Data made available to Goldstreet Business this week suggests that the slow down in Ghana’s economic growth rate in 2018 was caused, in part by a dramatic fall in foreign investment into the upstream oil and gas sector during the first nine months of the year.
This is making the planned fast tracking of the impending Pecan Oilfield, to be developed over the next two years by Aker Energy essential to Ghana’s growth plans for both this year and 2020.
During the first nine months of last year, foreign investment inflows into the upstream oil and gas sector, as registered by the Petroleum commission slumped sharply down to US$1.34 million, its lowest level since Ghana first discovered oil in commercial quantities in 2007. Economists are now positing that this was a significant factor behind the slowdown in Ghana’s economic growth rate to 5.9 percent last year from a near half decade high of 8.1 percent in 2017, a year in which the Petroleum Commission recorded foreign investment inflows of US$493.86 million. Instructively, non-oil growth for 2017 was 4.6 percent indicating that the oil sector accounted for 3.5 percent out of the overall 8.1 percent growth rate for the year.
Although a quantitative econometric correlation between investment into Ghana’s upstream oil and gas industry and the country’s economic growth rate has not been firmly established it is the conventional wisdom among economists that such a relationship does exist. Indeed, heavy investment into the Jubilee oil field at the turn of the decade is unanimously believed to be responsible for Ghana’s world beating growth rate of 14.4 percent achieved in 2011. In fact the political opposition, unsurprisingly argues that the dramatic improvement in Ghana’s economic growth in 2017, the first year in office of the incumbent President Nana Akufo Addo administration was largely the result of investment in the TEN cluster and Sankofa Gye Nyame oil and gas fields over the preceding couple of years although that assertion has not been confirmed by quantitative economic analyses.
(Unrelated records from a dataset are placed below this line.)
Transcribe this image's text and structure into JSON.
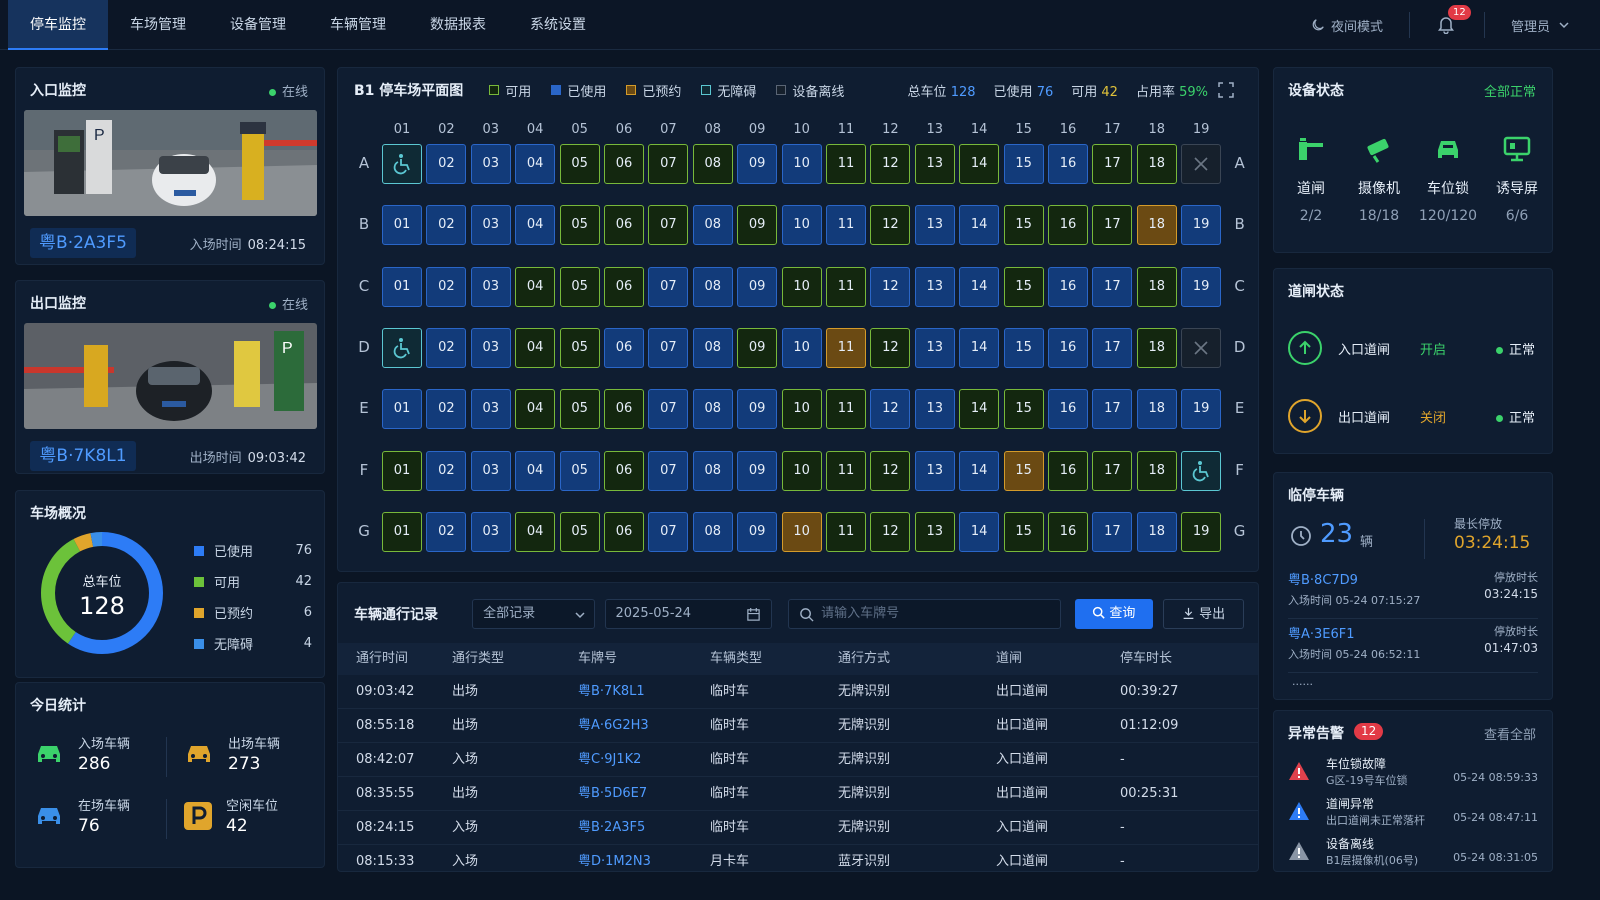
{
  "nav": {
    "items": [
      "停车监控",
      "车场管理",
      "设备管理",
      "车辆管理",
      "数据报表",
      "系统设置"
    ],
    "night_mode": "夜间模式",
    "notif_count": "12",
    "user": "管理员"
  },
  "entrance": {
    "title": "入口监控",
    "status": "在线",
    "plate": "粤B·2A3F5",
    "time_label": "入场时间",
    "time": "08:24:15"
  },
  "exit": {
    "title": "出口监控",
    "status": "在线",
    "plate": "粤B·7K8L1",
    "time_label": "出场时间",
    "time": "09:03:42"
  },
  "overview": {
    "title": "车场概况",
    "center_label": "总车位",
    "total": "128",
    "legend": [
      {
        "label": "已使用",
        "value": "76",
        "color": "#2d7cf6"
      },
      {
        "label": "可用",
        "value": "42",
        "color": "#6cc23a"
      },
      {
        "label": "已预约",
        "value": "6",
        "color": "#e0a52c"
      },
      {
        "label": "无障碍",
        "value": "4",
        "color": "#3a8fe8"
      }
    ]
  },
  "today": {
    "title": "今日统计",
    "items": [
      {
        "label": "入场车辆",
        "value": "286"
      },
      {
        "label": "出场车辆",
        "value": "273"
      },
      {
        "label": "在场车辆",
        "value": "76"
      },
      {
        "label": "空闲车位",
        "value": "42"
      }
    ]
  },
  "map": {
    "title": "B1 停车场平面图",
    "legend": [
      "可用",
      "已使用",
      "已预约",
      "无障碍",
      "设备离线"
    ],
    "stats": [
      {
        "label": "总车位",
        "value": "128",
        "color": "#4f9bff"
      },
      {
        "label": "已使用",
        "value": "76",
        "color": "#4f9bff"
      },
      {
        "label": "可用",
        "value": "42",
        "color": "#e0c23a"
      },
      {
        "label": "占用率",
        "value": "59%",
        "color": "#3bd26b"
      }
    ],
    "cols": [
      "01",
      "02",
      "03",
      "04",
      "05",
      "06",
      "07",
      "08",
      "09",
      "10",
      "11",
      "12",
      "13",
      "14",
      "15",
      "16",
      "17",
      "18",
      "19"
    ],
    "rows": [
      {
        "id": "A",
        "slots": "huuuaaaauuaaaauuaao"
      },
      {
        "id": "B",
        "slots": "uuuuaaauauuauuaaaru"
      },
      {
        "id": "C",
        "slots": "uuuaaauuuaauuuauuau"
      },
      {
        "id": "D",
        "slots": "huuaauuuaurauuuuuao"
      },
      {
        "id": "E",
        "slots": "uuuaaauuuaauuaauuuu"
      },
      {
        "id": "F",
        "slots": "auuuuauuuaaauuraaah"
      },
      {
        "id": "G",
        "slots": "auuaaauuuraaauaauua"
      }
    ]
  },
  "records": {
    "title": "车辆通行记录",
    "filter": "全部记录",
    "date": "2025-05-24",
    "search_placeholder": "请输入车牌号",
    "query": "查询",
    "export": "导出",
    "headers": [
      "通行时间",
      "通行类型",
      "车牌号",
      "车辆类型",
      "通行方式",
      "道闸",
      "停车时长"
    ],
    "rows": [
      [
        "09:03:42",
        "出场",
        "粤B·7K8L1",
        "临时车",
        "无牌识别",
        "出口道闸",
        "00:39:27"
      ],
      [
        "08:55:18",
        "出场",
        "粤A·6G2H3",
        "临时车",
        "无牌识别",
        "出口道闸",
        "01:12:09"
      ],
      [
        "08:42:07",
        "入场",
        "粤C·9J1K2",
        "临时车",
        "无牌识别",
        "入口道闸",
        "-"
      ],
      [
        "08:35:55",
        "出场",
        "粤B·5D6E7",
        "临时车",
        "无牌识别",
        "出口道闸",
        "00:25:31"
      ],
      [
        "08:24:15",
        "入场",
        "粤B·2A3F5",
        "临时车",
        "无牌识别",
        "入口道闸",
        "-"
      ],
      [
        "08:15:33",
        "入场",
        "粤D·1M2N3",
        "月卡车",
        "蓝牙识别",
        "入口道闸",
        "-"
      ]
    ]
  },
  "devices": {
    "title": "设备状态",
    "all_ok": "全部正常",
    "items": [
      {
        "name": "道闸",
        "count": "2/2"
      },
      {
        "name": "摄像机",
        "count": "18/18"
      },
      {
        "name": "车位锁",
        "count": "120/120"
      },
      {
        "name": "诱导屏",
        "count": "6/6"
      }
    ]
  },
  "gates": {
    "title": "道闸状态",
    "items": [
      {
        "name": "入口道闸",
        "state": "开启",
        "status": "正常"
      },
      {
        "name": "出口道闸",
        "state": "关闭",
        "status": "正常"
      }
    ]
  },
  "temp": {
    "title": "临停车辆",
    "count": "23",
    "unit": "辆",
    "longest_label": "最长停放",
    "longest": "03:24:15",
    "vehicles": [
      {
        "plate": "粤B·8C7D9",
        "in_label": "入场时间",
        "in_time": "05-24 07:15:27",
        "dur_label": "停放时长",
        "dur": "03:24:15"
      },
      {
        "plate": "粤A·3E6F1",
        "in_label": "入场时间",
        "in_time": "05-24 06:52:11",
        "dur_label": "停放时长",
        "dur": "01:47:03"
      }
    ],
    "more": "......"
  },
  "alarms": {
    "title": "异常告警",
    "count": "12",
    "view_all": "查看全部",
    "items": [
      {
        "title": "车位锁故障",
        "desc": "G区-19号车位锁",
        "time": "05-24 08:59:33",
        "color": "#e0414c"
      },
      {
        "title": "道闸异常",
        "desc": "出口道闸未正常落杆",
        "time": "05-24 08:47:11",
        "color": "#2d7cf6"
      },
      {
        "title": "设备离线",
        "desc": "B1层摄像机(06号)",
        "time": "05-24 08:31:05",
        "color": "#8a96a6"
      }
    ]
  }
}
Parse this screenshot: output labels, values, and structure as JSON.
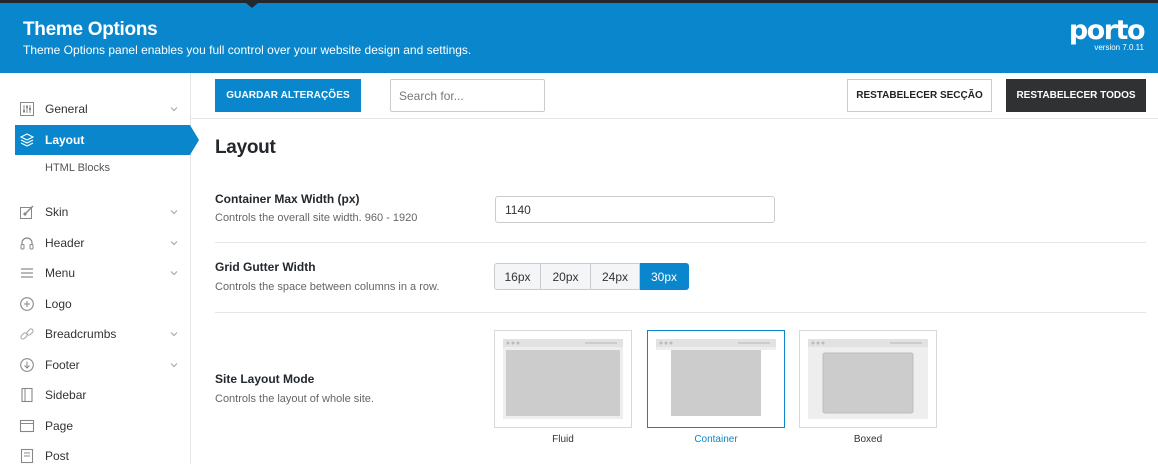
{
  "header": {
    "title": "Theme Options",
    "subtitle": "Theme Options panel enables you full control over your website design and settings.",
    "logo_text": "porto",
    "version": "version 7.0.11"
  },
  "sidebar": {
    "items": [
      {
        "label": "General",
        "icon": "sliders-icon",
        "has_chevron": true
      },
      {
        "label": "Layout",
        "icon": "layers-icon",
        "active": true
      },
      {
        "label": "Skin",
        "icon": "brush-icon",
        "has_chevron": true
      },
      {
        "label": "Header",
        "icon": "headphones-icon",
        "has_chevron": true
      },
      {
        "label": "Menu",
        "icon": "menu-icon",
        "has_chevron": true
      },
      {
        "label": "Logo",
        "icon": "plus-circle-icon"
      },
      {
        "label": "Breadcrumbs",
        "icon": "link-icon",
        "has_chevron": true
      },
      {
        "label": "Footer",
        "icon": "arrow-down-circle-icon",
        "has_chevron": true
      },
      {
        "label": "Sidebar",
        "icon": "sidebar-icon"
      },
      {
        "label": "Page",
        "icon": "window-icon"
      },
      {
        "label": "Post",
        "icon": "post-icon"
      }
    ],
    "sub_items": [
      {
        "label": "HTML Blocks"
      }
    ]
  },
  "toolbar": {
    "save_label": "GUARDAR ALTERAÇÕES",
    "search_placeholder": "Search for...",
    "reset_section_label": "RESTABELECER SECÇÃO",
    "reset_all_label": "RESTABELECER TODOS"
  },
  "main": {
    "section_title": "Layout",
    "container_width": {
      "label": "Container Max Width (px)",
      "description": "Controls the overall site width. 960 - 1920",
      "value": "1140"
    },
    "grid_gutter": {
      "label": "Grid Gutter Width",
      "description": "Controls the space between columns in a row.",
      "options": [
        "16px",
        "20px",
        "24px",
        "30px"
      ],
      "selected": "30px"
    },
    "site_layout": {
      "label": "Site Layout Mode",
      "description": "Controls the layout of whole site.",
      "options": [
        "Fluid",
        "Container",
        "Boxed"
      ],
      "selected": "Container"
    }
  },
  "colors": {
    "accent": "#0a86cd",
    "dark_button": "#2f3133",
    "header_strip": "#23282d"
  }
}
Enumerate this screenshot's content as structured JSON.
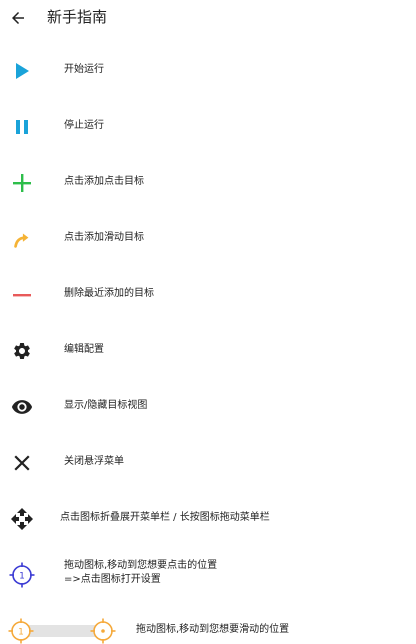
{
  "header": {
    "title": "新手指南",
    "back_icon": "arrow-left-icon"
  },
  "items": [
    {
      "icon": "play-icon",
      "color": "#1AA3D9",
      "label": "开始运行"
    },
    {
      "icon": "pause-icon",
      "color": "#1AA3D9",
      "label": "停止运行"
    },
    {
      "icon": "plus-icon",
      "color": "#2DBE4A",
      "label": "点击添加点击目标"
    },
    {
      "icon": "swipe-arrow-icon",
      "color": "#F5B335",
      "label": "点击添加滑动目标"
    },
    {
      "icon": "minus-icon",
      "color": "#E85A5A",
      "label": "删除最近添加的目标"
    },
    {
      "icon": "gear-icon",
      "color": "#222222",
      "label": "编辑配置"
    },
    {
      "icon": "eye-icon",
      "color": "#222222",
      "label": "显示/隐藏目标视图"
    },
    {
      "icon": "close-icon",
      "color": "#222222",
      "label": "关闭悬浮菜单"
    },
    {
      "icon": "move-icon",
      "color": "#222222",
      "label": "点击图标折叠展开菜单栏 / 长按图标拖动菜单栏"
    },
    {
      "icon": "click-target-icon",
      "color": "#3B3BD4",
      "badge": "1",
      "label_line1": "拖动图标,移动到您想要点击的位置",
      "label_line2": "=>点击图标打开设置"
    }
  ],
  "swipe_target": {
    "start_icon": "swipe-start-target-icon",
    "end_icon": "swipe-end-target-icon",
    "color": "#F5A93A",
    "badge": "1",
    "label": "拖动图标,移动到您想要滑动的位置"
  }
}
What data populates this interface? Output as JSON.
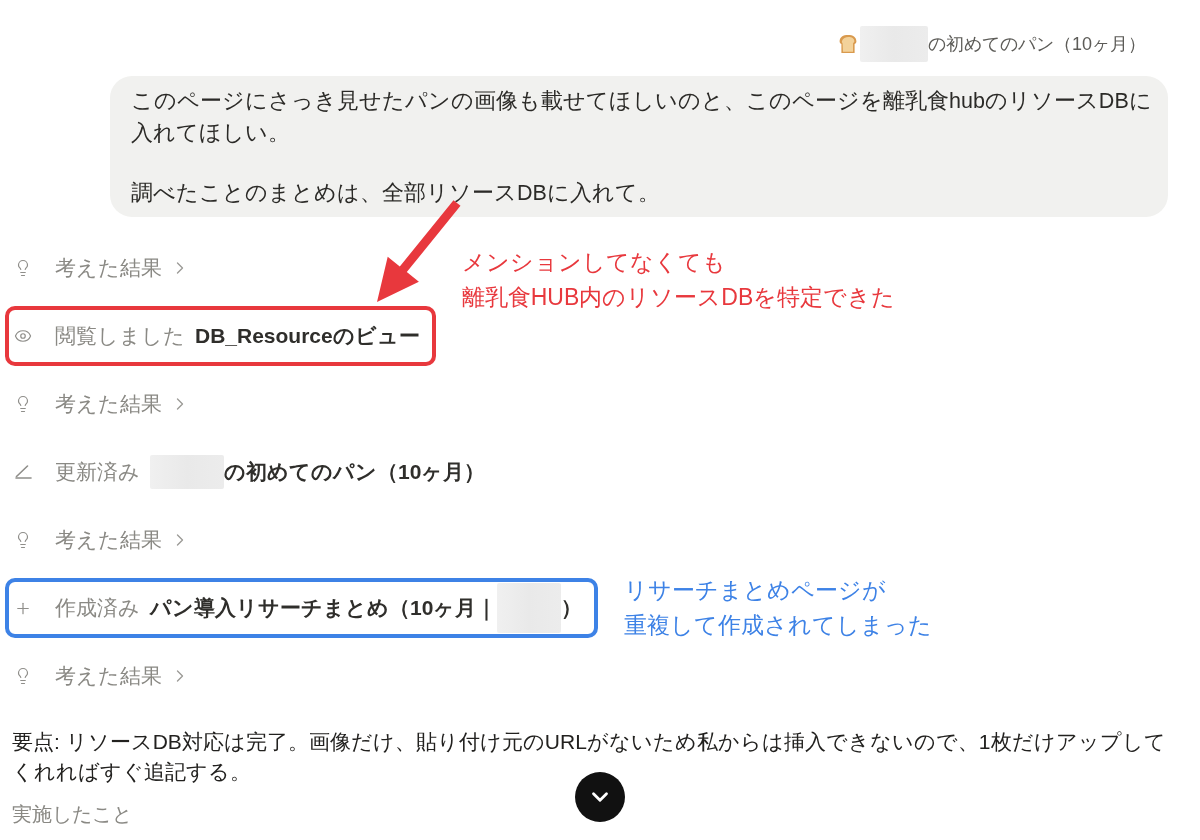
{
  "page_chip": {
    "title": [
      {
        "kind": "redacted"
      },
      {
        "kind": "text",
        "text": "の初めてのパン（10ヶ月）"
      }
    ]
  },
  "message": {
    "paragraphs": [
      "このページにさっき見せたパンの画像も載せてほしいのと、このページを離乳食hubのリソースDBに入れてほしい。",
      "調べたことのまとめは、全部リソースDBに入れて。"
    ]
  },
  "steps": [
    {
      "kind": "thought",
      "label": "考えた結果",
      "expanded": false
    },
    {
      "kind": "viewed",
      "label": "閲覧しました",
      "target": [
        {
          "kind": "text",
          "text": "DB_Resourceのビュー"
        }
      ],
      "annotation": {
        "kind": "arrow",
        "color": "#e8383d",
        "lines": [
          "メンションしてなくても",
          "離乳食HUB内のリソースDBを特定できた"
        ]
      }
    },
    {
      "kind": "thought",
      "label": "考えた結果",
      "expanded": false
    },
    {
      "kind": "updated",
      "label": "更新済み",
      "target": [
        {
          "kind": "redacted"
        },
        {
          "kind": "text",
          "text": "の初めてのパン（10ヶ月）"
        }
      ]
    },
    {
      "kind": "thought",
      "label": "考えた結果",
      "expanded": false
    },
    {
      "kind": "created",
      "label": "作成済み",
      "target": [
        {
          "kind": "text",
          "text": "パン導入リサーチまとめ（10ヶ月｜"
        },
        {
          "kind": "redacted"
        },
        {
          "kind": "text",
          "text": "）"
        }
      ],
      "annotation": {
        "kind": "side",
        "color": "#3d82e6",
        "lines": [
          "リサーチまとめページが",
          "重複して作成されてしまった"
        ]
      }
    },
    {
      "kind": "thought",
      "label": "考えた結果",
      "expanded": false
    }
  ],
  "summary": "要点: リソースDB対応は完了。画像だけ、貼り付け元のURLがないため私からは挿入できないので、1枚だけアップしてくれればすぐ追記する。",
  "section_label": "実施したこと"
}
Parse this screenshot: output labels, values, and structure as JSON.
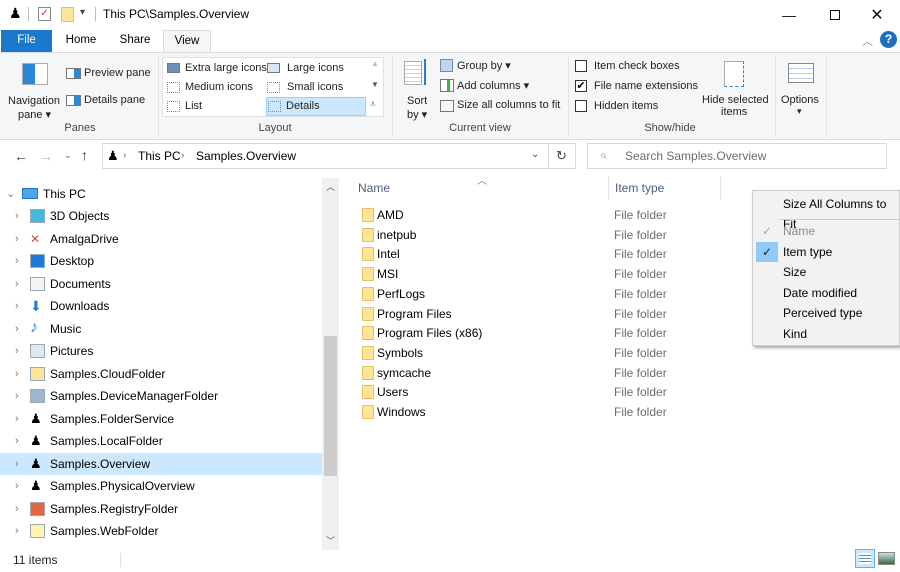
{
  "window": {
    "title": "This PC\\Samples.Overview",
    "minimize_icon": "minimize-icon",
    "maximize_icon": "maximize-icon",
    "close_icon": "close-icon"
  },
  "tabs": [
    {
      "label": "File"
    },
    {
      "label": "Home"
    },
    {
      "label": "Share"
    },
    {
      "label": "View"
    }
  ],
  "ribbon": {
    "panes": {
      "navigation_pane_label": "Navigation",
      "navigation_pane_label2": "pane",
      "preview_pane": "Preview pane",
      "details_pane": "Details pane",
      "group_label": "Panes"
    },
    "layout": {
      "options": [
        "Extra large icons",
        "Large icons",
        "Medium icons",
        "Small icons",
        "List",
        "Details"
      ],
      "selected": "Details",
      "group_label": "Layout"
    },
    "current_view": {
      "sort_label": "Sort",
      "sort_label2": "by",
      "group_by": "Group by",
      "add_columns": "Add columns",
      "size_all_columns": "Size all columns to fit",
      "group_label": "Current view"
    },
    "show_hide": {
      "item_check_boxes": {
        "label": "Item check boxes",
        "checked": false
      },
      "file_name_extensions": {
        "label": "File name extensions",
        "checked": true
      },
      "hidden_items": {
        "label": "Hidden items",
        "checked": false
      },
      "hide_selected_label": "Hide selected",
      "hide_selected_label2": "items",
      "group_label": "Show/hide"
    },
    "options_label": "Options"
  },
  "address": {
    "breadcrumb": [
      "This PC",
      "Samples.Overview"
    ],
    "search_placeholder": "Search Samples.Overview"
  },
  "nav_pane": {
    "root": "This PC",
    "items": [
      {
        "label": "3D Objects",
        "icon": "3d-objects-icon"
      },
      {
        "label": "AmalgaDrive",
        "icon": "amalgadrive-icon"
      },
      {
        "label": "Desktop",
        "icon": "desktop-icon"
      },
      {
        "label": "Documents",
        "icon": "documents-icon"
      },
      {
        "label": "Downloads",
        "icon": "downloads-icon"
      },
      {
        "label": "Music",
        "icon": "music-icon"
      },
      {
        "label": "Pictures",
        "icon": "pictures-icon"
      },
      {
        "label": "Samples.CloudFolder",
        "icon": "cloud-folder-icon"
      },
      {
        "label": "Samples.DeviceManagerFolder",
        "icon": "device-manager-icon"
      },
      {
        "label": "Samples.FolderService",
        "icon": "sample-shell-icon"
      },
      {
        "label": "Samples.LocalFolder",
        "icon": "sample-shell-icon"
      },
      {
        "label": "Samples.Overview",
        "icon": "sample-shell-icon",
        "selected": true
      },
      {
        "label": "Samples.PhysicalOverview",
        "icon": "sample-shell-icon"
      },
      {
        "label": "Samples.RegistryFolder",
        "icon": "registry-icon"
      },
      {
        "label": "Samples.WebFolder",
        "icon": "web-folder-icon"
      }
    ]
  },
  "file_list": {
    "columns": [
      "Name",
      "Item type"
    ],
    "rows": [
      {
        "name": "AMD",
        "type": "File folder"
      },
      {
        "name": "inetpub",
        "type": "File folder"
      },
      {
        "name": "Intel",
        "type": "File folder"
      },
      {
        "name": "MSI",
        "type": "File folder"
      },
      {
        "name": "PerfLogs",
        "type": "File folder"
      },
      {
        "name": "Program Files",
        "type": "File folder"
      },
      {
        "name": "Program Files (x86)",
        "type": "File folder"
      },
      {
        "name": "Symbols",
        "type": "File folder"
      },
      {
        "name": "symcache",
        "type": "File folder"
      },
      {
        "name": "Users",
        "type": "File folder"
      },
      {
        "name": "Windows",
        "type": "File folder"
      }
    ]
  },
  "context_menu": {
    "header": "Size All Columns to Fit",
    "items": [
      {
        "label": "Name",
        "checked": true,
        "disabled": true
      },
      {
        "label": "Item type",
        "checked": true,
        "highlighted": true
      },
      {
        "label": "Size",
        "checked": false
      },
      {
        "label": "Date modified",
        "checked": false
      },
      {
        "label": "Perceived type",
        "checked": false
      },
      {
        "label": "Kind",
        "checked": false
      }
    ]
  },
  "status": {
    "item_count": "11 items"
  },
  "colors": {
    "accent": "#1979ca",
    "selection": "#cce8ff",
    "folder": "#ffe59a"
  }
}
It is still unclear why the level of registered investment into the country’s upstream oil and gas sector slumped so sharply in 2018, more so when the year came on the back of a landmark ruling by the International Tribunal on the Law of the Sea (ITLOS) on the maritime boundary dispute between Ghana and neighbouring Cote d’Ivoire which effectively opened the doors for new exploration and production activities to resume in Ghana’s territorial waters after a near 18 month suspension.
However, with economists positing that new investment is at least as important as actual production in Ghana’s oil and gas industry, the country is now looking up to the planned development of its fourth – and possibly largest – oilfield to boost growth back to its 2017 levels this year. Government is targeting 7.6 percent growth for 2019 of which 6.2 percent is projected as non-oil growth and thus only 1.4 percent is expected to come from the oil sector. However, experience over the past decade indicates that if Ghana is to achieve its overall growth target for 2019 the upstream oil sector will have to make a much heavier contribution than that.